Laptops are not a “new, trendy thing” as suggested in the final sentence of the article – they are a standard piece of equipment that, according to the Pew Internet and American Life Project, are owned by 88% of all undergraduate students in the US (and that’s data from four years ago). The technology is not going away, and professors trying to make it go away are simply never going to win that battle. If we want to have more student attention, banning technology is a dead end. Let’s think about better pedagogy instead.
Sigh. It should not take a genius to comprehend the simple fact that the ongoing presence and usefulness of laptops does not in itself entail that they should be present in every situation. "Banning laptops from the shower is not the answer. Laptops are not going away, and if we want to have cleaner students, we need to learn to make use of this invaluable resource."
And then there's the idea that if you're not more interesting than the internet you're a bad teacher. Cue Gabriel Rossman:
Robert Talbert, the author of that post, assumes that a teacher would only ban laptops from the classroom because he or she is lecturing, and we all know — don't we? —that lecturing is always and everywhere bad pedagogy. (Don't we??) But here's why I ban laptops from my classrooms: because we're reading and discussing books. We look at page after page, and I and my students use both hands to do that, and then I encourage them to mark the important passages, and take brief notes on them, with pen or pencil. Which means that there are no hands left over for laptops. And if they were typing on their laptops, they'd have no hands left over for turning to the pages I asked them to turn to. See the problem?

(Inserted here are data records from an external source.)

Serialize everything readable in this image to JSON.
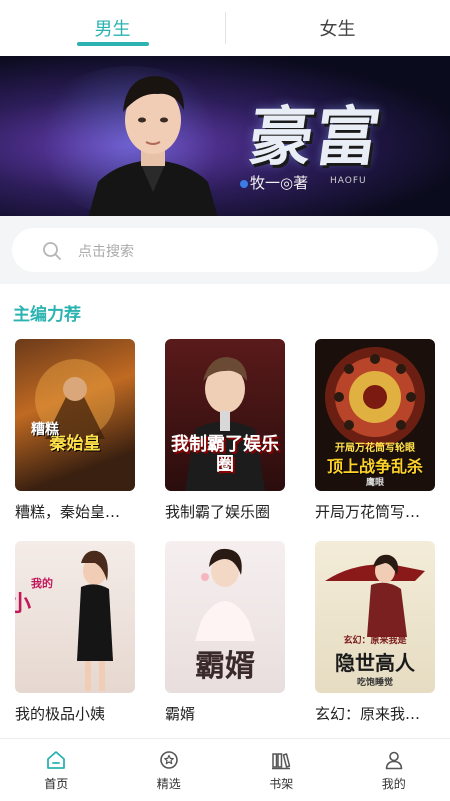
{
  "top_tabs": [
    {
      "label": "男生",
      "active": true
    },
    {
      "label": "女生",
      "active": false
    }
  ],
  "banner": {
    "title": "豪富",
    "author": "牧一◎著",
    "pinyin": "HAOFU"
  },
  "search": {
    "placeholder": "点击搜索"
  },
  "section": {
    "title": "主编力荐"
  },
  "books": [
    {
      "title": "糟糕，秦始皇…",
      "cover_text": "秦始皇",
      "cover_sub": "糟糕"
    },
    {
      "title": "我制霸了娱乐圈",
      "cover_text": "我制霸了娱乐圈"
    },
    {
      "title": "开局万花筒写…",
      "cover_text": "顶上战争乱杀",
      "cover_sub": "开局万花筒写轮眼",
      "cover_author": "鹰眼"
    },
    {
      "title": "我的极品小姨",
      "cover_text": "极品小姨",
      "cover_sub": "我的"
    },
    {
      "title": "霸婿",
      "cover_text": "霸婿"
    },
    {
      "title": "玄幻：原来我…",
      "cover_text": "隐世高人",
      "cover_sub": "玄幻：原来我是",
      "cover_author": "吃饱睡觉"
    }
  ],
  "bottom_nav": [
    {
      "label": "首页",
      "icon": "home-icon",
      "active": true
    },
    {
      "label": "精选",
      "icon": "star-badge-icon",
      "active": false
    },
    {
      "label": "书架",
      "icon": "bookshelf-icon",
      "active": false
    },
    {
      "label": "我的",
      "icon": "user-icon",
      "active": false
    }
  ],
  "colors": {
    "accent": "#2bb3b1",
    "search_bg": "#f4f5f7"
  }
}
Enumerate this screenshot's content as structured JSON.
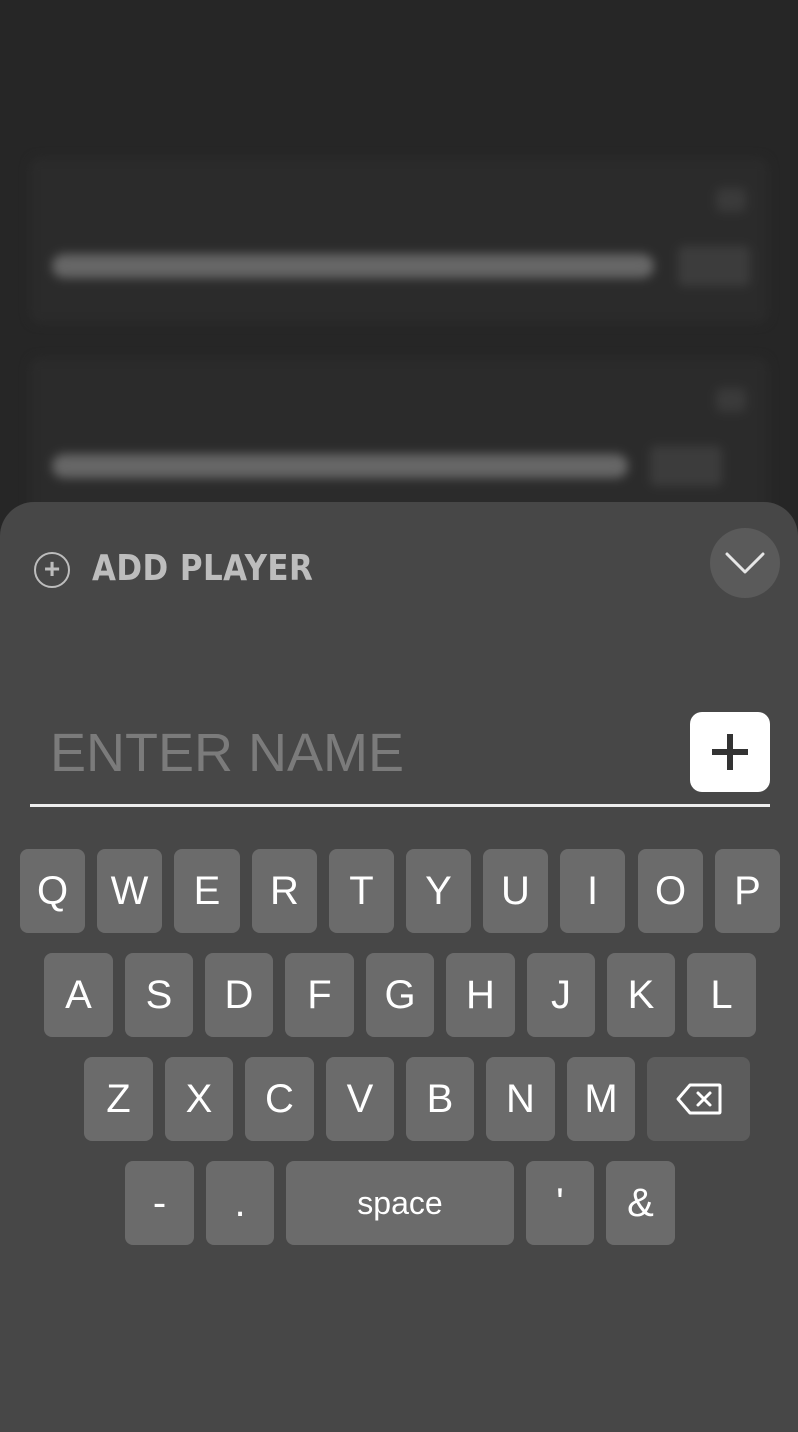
{
  "sheet": {
    "title": "ADD PLAYER",
    "add_icon_glyph": "+",
    "collapse_icon": "chevron-down-icon"
  },
  "name_input": {
    "placeholder": "ENTER NAME",
    "value": ""
  },
  "submit_icon": "plus-icon",
  "keyboard": {
    "row1": [
      "Q",
      "W",
      "E",
      "R",
      "T",
      "Y",
      "U",
      "I",
      "O",
      "P"
    ],
    "row2": [
      "A",
      "S",
      "D",
      "F",
      "G",
      "H",
      "J",
      "K",
      "L"
    ],
    "row3": [
      "Z",
      "X",
      "C",
      "V",
      "B",
      "N",
      "M"
    ],
    "backspace_icon": "backspace-icon",
    "row4": [
      "-",
      ".",
      "space",
      "'",
      "&"
    ]
  },
  "colors": {
    "backdrop": "#262626",
    "sheet": "#474747",
    "key": "#6b6b6b",
    "key_text": "#ffffff",
    "title": "#bdbdbd",
    "placeholder": "#7b7b7b"
  }
}
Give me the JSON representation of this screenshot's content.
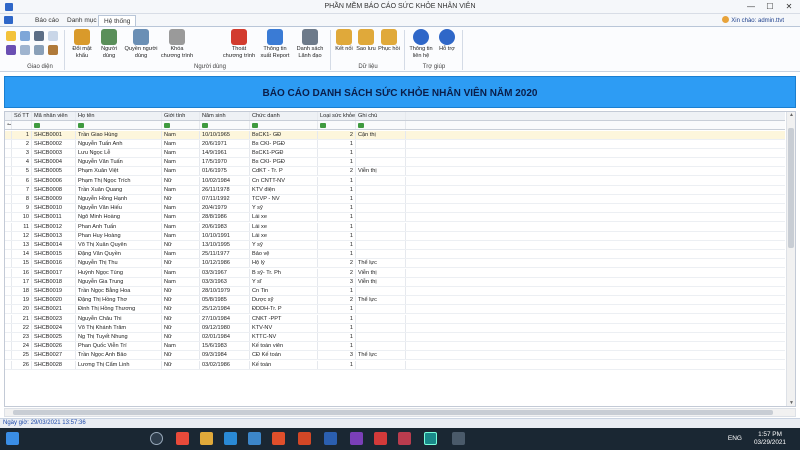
{
  "window": {
    "title": "PHẦN MỀM BÁO CÁO SỨC KHỎE NHÂN VIÊN",
    "minimize": "—",
    "maximize": "☐",
    "close": "✕"
  },
  "menu": {
    "tabs": [
      "Báo cáo",
      "Danh mục",
      "Hệ thống"
    ],
    "active_tab": "Hệ thống",
    "greeting": "Xin chào: admin.ttvt"
  },
  "ribbon": {
    "groups": [
      {
        "label": "Giao diện"
      },
      {
        "label": "Người dùng"
      },
      {
        "label": "Dữ liệu"
      },
      {
        "label": "Trợ giúp"
      }
    ],
    "buttons": [
      {
        "label": "Đổi mật khẩu",
        "icon": "key-icon",
        "color": "#d99a2b"
      },
      {
        "label": "Người dùng",
        "icon": "user-icon",
        "color": "#5a8f5a"
      },
      {
        "label": "Quyền người dùng",
        "icon": "users-icon",
        "color": "#6a8fb5"
      },
      {
        "label": "Khóa chương trình",
        "icon": "lock-icon",
        "color": "#9a9a9a"
      },
      {
        "label": "Thoát chương trình",
        "icon": "exit-icon",
        "color": "#d23b2e"
      },
      {
        "label": "Thông tin xuất Report",
        "icon": "report-icon",
        "color": "#3a7bd5"
      },
      {
        "label": "Danh sách Lãnh đạo",
        "icon": "leader-list-icon",
        "color": "#6d7a8a"
      },
      {
        "label": "Kết nối",
        "icon": "database-connect-icon",
        "color": "#e0a93a"
      },
      {
        "label": "Sao lưu",
        "icon": "database-backup-icon",
        "color": "#e0a93a"
      },
      {
        "label": "Phục hồi",
        "icon": "database-restore-icon",
        "color": "#e0a93a"
      },
      {
        "label": "Thông tin liên hệ",
        "icon": "info-icon",
        "color": "#2f67c8"
      },
      {
        "label": "Hỗ trợ",
        "icon": "help-icon",
        "color": "#2f67c8"
      }
    ]
  },
  "report": {
    "title": "BÁO CÁO DANH SÁCH SỨC KHỎE NHÂN VIÊN NĂM 2020"
  },
  "table": {
    "columns": [
      "Số TT",
      "Mã nhân viên",
      "Họ tên",
      "Giới tính",
      "Năm sinh",
      "Chức danh",
      "Loại sức khỏe",
      "Ghi chú"
    ],
    "rows": [
      [
        "1",
        "SHCB0001",
        "Trần Giao Hùng",
        "Nam",
        "10/10/1965",
        "BsCK1- GĐ",
        "2",
        "Cận thị"
      ],
      [
        "2",
        "SHCB0002",
        "Nguyễn Tuấn Anh",
        "Nam",
        "20/6/1971",
        "Bs CKI- PGĐ",
        "1",
        ""
      ],
      [
        "3",
        "SHCB0003",
        "Lưu Ngọc Lễ",
        "Nam",
        "14/9/1961",
        "BsCK1-PGĐ",
        "1",
        ""
      ],
      [
        "4",
        "SHCB0004",
        "Nguyễn Văn Tuấn",
        "Nam",
        "17/5/1970",
        "Bs CKI- PGĐ",
        "1",
        ""
      ],
      [
        "5",
        "SHCB0005",
        "Phạm Xuân Việt",
        "Nam",
        "01/6/1975",
        "CdKT - Tr. P",
        "2",
        "Viễn thị"
      ],
      [
        "6",
        "SHCB0006",
        "Phạm Thị Ngọc Trích",
        "Nữ",
        "10/02/1984",
        "Cn CNTT-NV",
        "1",
        ""
      ],
      [
        "7",
        "SHCB0008",
        "Trần Xuân Quang",
        "Nam",
        "26/11/1978",
        "KTV điện",
        "1",
        ""
      ],
      [
        "8",
        "SHCB0009",
        "Nguyễn Hồng Hạnh",
        "Nữ",
        "07/11/1992",
        "TCVP - NV",
        "1",
        ""
      ],
      [
        "9",
        "SHCB0010",
        "Nguyễn Văn Hiếu",
        "Nam",
        "20/4/1979",
        "Y sỹ",
        "1",
        ""
      ],
      [
        "10",
        "SHCB0011",
        "Ngô Minh Hoàng",
        "Nam",
        "28/8/1986",
        "Lái xe",
        "1",
        ""
      ],
      [
        "11",
        "SHCB0012",
        "Phan Anh Tuấn",
        "Nam",
        "20/6/1983",
        "Lái xe",
        "1",
        ""
      ],
      [
        "12",
        "SHCB0013",
        "Phan Huy Hoàng",
        "Nam",
        "10/10/1991",
        "Lái xe",
        "1",
        ""
      ],
      [
        "13",
        "SHCB0014",
        "Võ Thị Xuân Quyên",
        "Nữ",
        "13/10/1995",
        "Y sỹ",
        "1",
        ""
      ],
      [
        "14",
        "SHCB0015",
        "Đặng Văn Quyền",
        "Nam",
        "25/11/1977",
        "Bảo vệ",
        "1",
        ""
      ],
      [
        "15",
        "SHCB0016",
        "Nguyễn Thị Thu",
        "Nữ",
        "10/12/1986",
        "Hộ lý",
        "2",
        "Thể lực"
      ],
      [
        "16",
        "SHCB0017",
        "Huỳnh Ngọc Tùng",
        "Nam",
        "03/3/1967",
        "B sỹ- Tr. Ph",
        "2",
        "Viễn thị"
      ],
      [
        "17",
        "SHCB0018",
        "Nguyễn Gia Trung",
        "Nam",
        "03/3/1963",
        "Y sĩ",
        "3",
        "Viễn thị"
      ],
      [
        "18",
        "SHCB0019",
        "Trần Ngọc Bằng Hoa",
        "Nữ",
        "28/10/1979",
        "Cn Tin",
        "1",
        ""
      ],
      [
        "19",
        "SHCB0020",
        "Đặng Thị Hồng Thơ",
        "Nữ",
        "05/8/1985",
        "Dược sỹ",
        "2",
        "Thể lực"
      ],
      [
        "20",
        "SHCB0021",
        "Đinh Thị Hồng Thương",
        "Nữ",
        "25/12/1984",
        "ĐDDH-Tr. P",
        "1",
        ""
      ],
      [
        "21",
        "SHCB0023",
        "Nguyễn Châu Thi",
        "Nữ",
        "27/10/1984",
        "CNKT -PPT",
        "1",
        ""
      ],
      [
        "22",
        "SHCB0024",
        "Võ Thị Khánh Trâm",
        "Nữ",
        "09/12/1980",
        "KTV-NV",
        "1",
        ""
      ],
      [
        "23",
        "SHCB0025",
        "Ng Thị Tuyết Nhung",
        "Nữ",
        "02/01/1984",
        "KTTC-NV",
        "1",
        ""
      ],
      [
        "24",
        "SHCB0026",
        "Phan Quốc Viễn Trí",
        "Nam",
        "15/6/1983",
        "Kế toán viên",
        "1",
        ""
      ],
      [
        "25",
        "SHCB0027",
        "Trần Ngọc Anh Bảo",
        "Nữ",
        "09/3/1984",
        "CĐ Kế toán",
        "3",
        "Thể lực"
      ],
      [
        "26",
        "SHCB0028",
        "Lương Thị Cẩm Linh",
        "Nữ",
        "03/02/1986",
        "Kế toán",
        "1",
        ""
      ]
    ]
  },
  "status": {
    "login_time": "Ngày giờ: 29/03/2021 13:57:36"
  },
  "taskbar": {
    "language": "ENG",
    "time": "1:57 PM",
    "date": "03/29/2021"
  }
}
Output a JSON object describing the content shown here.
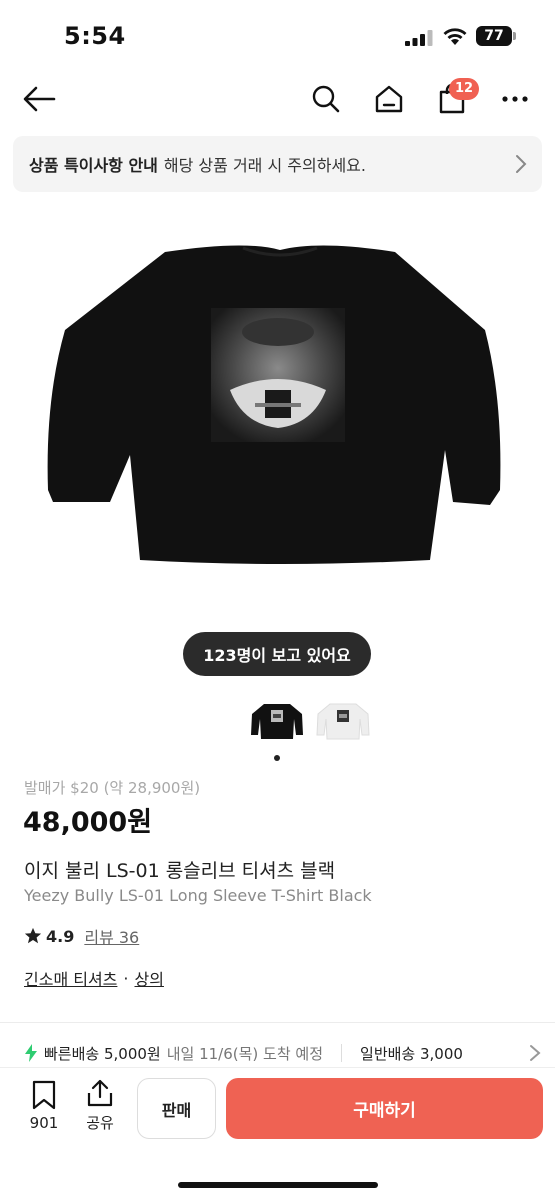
{
  "status_bar": {
    "time": "5:54",
    "battery": "77"
  },
  "nav": {
    "icons": [
      "back-arrow-icon",
      "search-icon",
      "home-icon",
      "shopping-bag-icon",
      "more-icon"
    ],
    "cart_count": "12"
  },
  "notice": {
    "title": "상품 특이사항 안내",
    "text": "해당 상품 거래 시 주의하세요."
  },
  "product": {
    "viewers": "123명이 보고 있어요",
    "release_price": "발매가 $20 (약 28,900원)",
    "price": "48,000원",
    "name_ko": "이지 불리 LS-01 롱슬리브 티셔츠 블랙",
    "name_en": "Yeezy Bully LS-01 Long Sleeve T-Shirt Black",
    "rating": "4.9",
    "review": "리뷰 36",
    "categories": [
      "긴소매 티셔츠",
      "상의"
    ],
    "category_separator": "·"
  },
  "shipping": {
    "fast": "빠른배송 5,000원",
    "fast_date": "내일 11/6(목) 도착 예정",
    "normal": "일반배송 3,000"
  },
  "bottom_bar": {
    "wish_count": "901",
    "share_label": "공유",
    "sell_label": "판매",
    "buy_label": "구매하기"
  },
  "colors": {
    "accent": "#ef6253",
    "badge": "#f06052"
  }
}
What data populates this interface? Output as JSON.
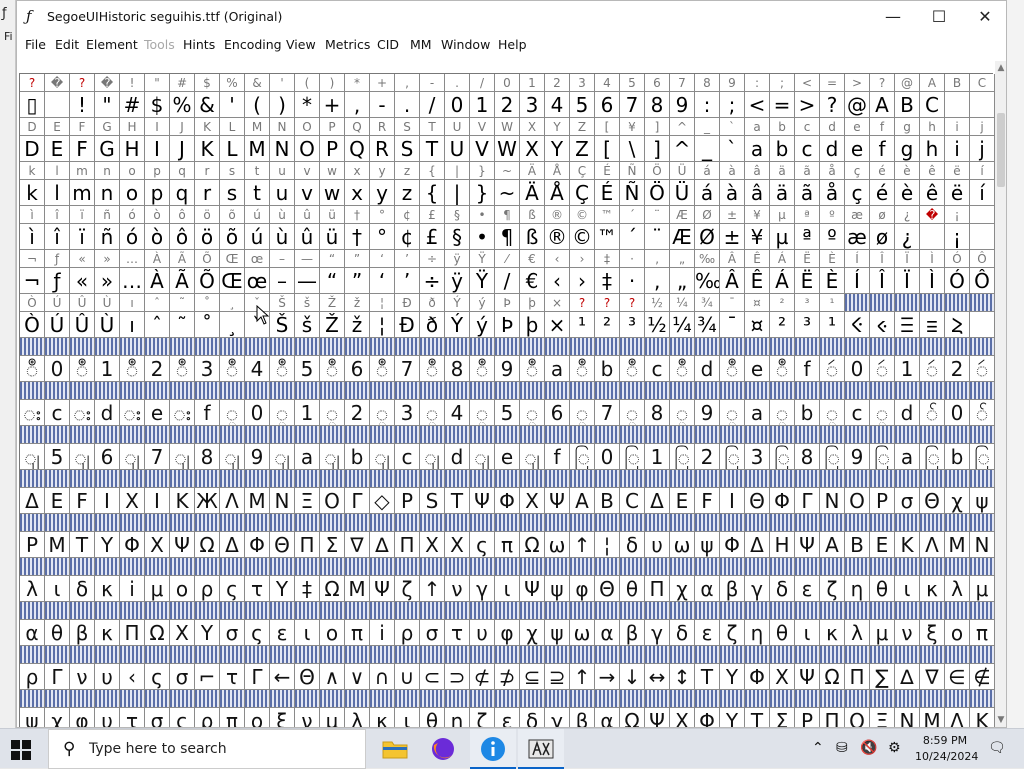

I've said it before, often, but let me try it one more time: Computers are great, and I not only encourage their use by my students, I try to teach students how to use computers better. But for about three hours a week, we set the computers aside and look at books. It's not so great a sacrifice.